If you support fair but free market competition, you should be concerned about the regional anti-trust workshops being conducted by USDA and the Department of Justice (DOJ).

At least you should be concerned if the prepared comments of Christine Varney are any indication. She’s the DOJ assistant attorney general in the antitrust division. At the first workshop in Iowa in March – aimed at crop producers – she said, “According to USDA’s most recent figures, net farming income fell by 35% last year, leaving many to scramble to make ends meet or to cover their loans….

“The vast majority of American farms are owned by small family farmers, a large share of overall production comes from these small farms, and they hold almost 70%
of all the farm land and farming assets. The upshot is that unexpected years like the last may not just erase a portion of family income, but a family’s way of life….”

Those numbers aren’t wrong per se, but they are misleading.

According to USDA’s 2007 Census, 5.7% of U.S. farms accounted for 75% of the value of U.S. ag production. The Census accounted for 2.2 million farming operations – defined as having $1,000 or more in gross annual sales. So, 125,400 farms generated 75% of the value of U.S. ag production.

Meanwhile, “Farms, Land in Farms and Livestock Operations” reported that 17% of farms had $100,000 or more in sales for 2009, accounting for 64.2% of U.S. farm, pasture and rangeland.

None of this denigrates the production of the other 94.3% of producers. But the fact is that the ag industry, the one defined by markets in search of the greatest profit and efficiency, is populated by a relative few. That 75% of production makes the market.

The same applies to the beef cattle industry. Last year, according to the National Agricultural Statistics Service, 20.6% (155,000) of operations with beef cows (herds of 50 cows or more) accounted for 71.7% of the nation’s beef cowherd.

Yes, antitrust rules must be enforced, but mustn’t be used to cleave industries into something they aren’t. If DOJ and USDA equate small farms to the industry that makes the market, and falsely believe smaller producers merit artificial and unequal protection, then folks on both ends of the production spectrum should be spooked.

For the cattle business, following the market has generally meant growing herd size in order to accommodate customers – packers and feedlots – growing in size to accommodate wholesale and retail customers also growing in size. It’s meant figuring out how to exploit competitive advantages via vertically cooperative management and marketing arrangements. As in all commodity businesses that are breakeven by definition, economy of size continues to offer advantages in cost efficiency.

For astute, progressive cattle producers with smaller herd sizes, this reality has meant the opportunity to play both ends of the game. They can play bigger by working cooperatively with like-minded peers. Arguably, they also can more consistently build and manage cattle capable of fitting the narrowest, highest dollar niches.

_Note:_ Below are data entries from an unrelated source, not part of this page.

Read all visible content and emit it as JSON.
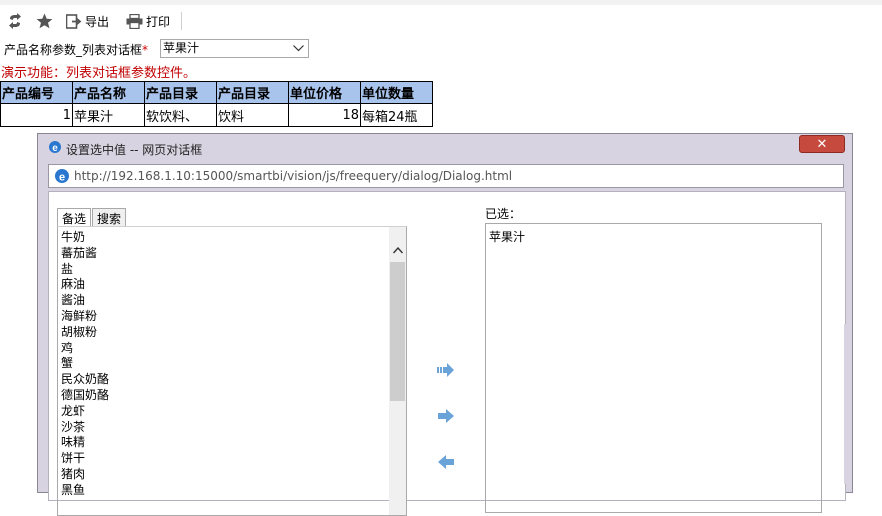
{
  "toolbar": {
    "refresh_icon": "refresh-icon",
    "favorite_icon": "star-icon",
    "export_label": "导出",
    "print_label": "打印"
  },
  "param": {
    "label": "产品名称参数_列表对话框",
    "required_mark": "*",
    "selected_value": "苹果汁"
  },
  "demo_note": "演示功能：列表对话框参数控件。",
  "table": {
    "headers": [
      "产品编号",
      "产品名称",
      "产品目录",
      "产品目录",
      "单位价格",
      "单位数量"
    ],
    "rows": [
      [
        "1",
        "苹果汁",
        "软饮料、",
        "饮料",
        "18",
        "每箱24瓶"
      ]
    ]
  },
  "dialog": {
    "title": "设置选中值 -- 网页对话框",
    "close_label": "✕",
    "url": "http://192.168.1.10:15000/smartbi/vision/js/freequery/dialog/Dialog.html",
    "tabs": [
      "备选",
      "搜索"
    ],
    "options": [
      "牛奶",
      "蕃茄酱",
      "盐",
      "麻油",
      "酱油",
      "海鲜粉",
      "胡椒粉",
      "鸡",
      "蟹",
      "民众奶酪",
      "德国奶酪",
      "龙虾",
      "沙茶",
      "味精",
      "饼干",
      "猪肉",
      "黑鱼"
    ],
    "selected_label": "已选：",
    "selected_items": [
      "苹果汁"
    ],
    "accent": "#6aa3d8"
  }
}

Market forces define what it will reward and how. Everyone with a cow and an acre of ground has the right to compete and is free to exploit market-defined opportunities, relative to their resources. Likewise, everyone can ignore market realities and subsidize their involvement.

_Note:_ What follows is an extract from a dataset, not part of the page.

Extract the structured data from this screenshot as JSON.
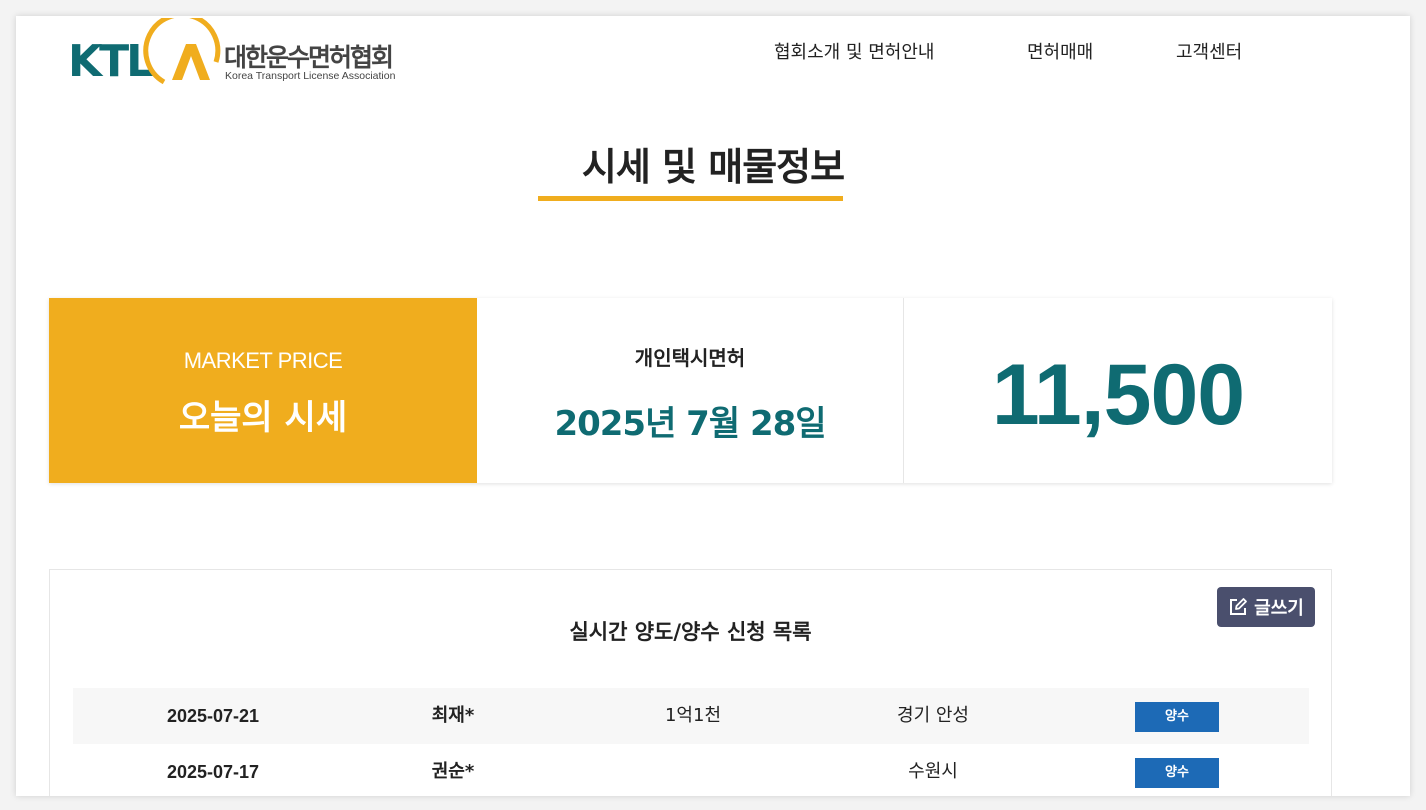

Neither the largest nor smallest producers will be served if USDA and DOJ attempt to prevent the market from adapting to evolving realties. That includes government-imposed policies, be it the beef price freeze of the 1970s, broadened food safety liability or the artificial supports for ethanol.

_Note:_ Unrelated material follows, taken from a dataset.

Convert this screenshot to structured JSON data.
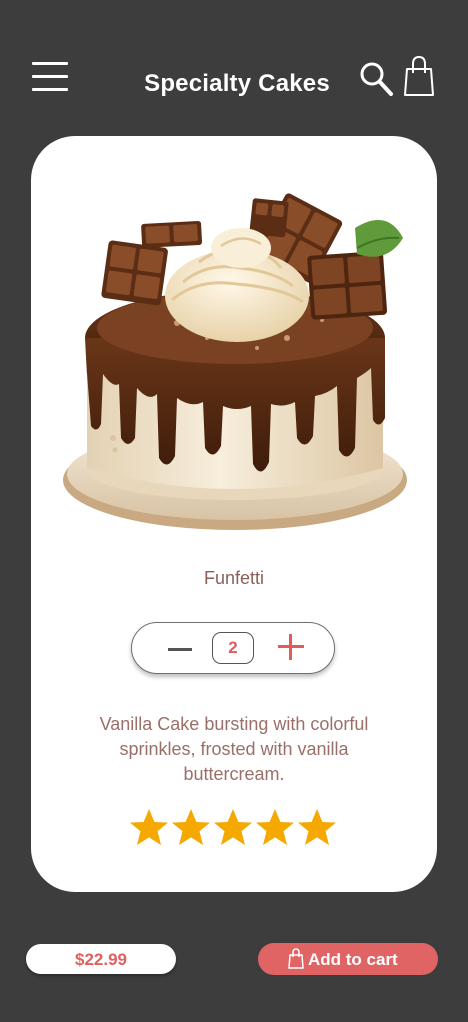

The antitrust workshop aimed at livestock production is scheduled for Aug. 27 in Fort Collins, CO (see
details at

The unfettered opportunity to compete – not success – should be the right guaranteed for all.

TAGS: Exports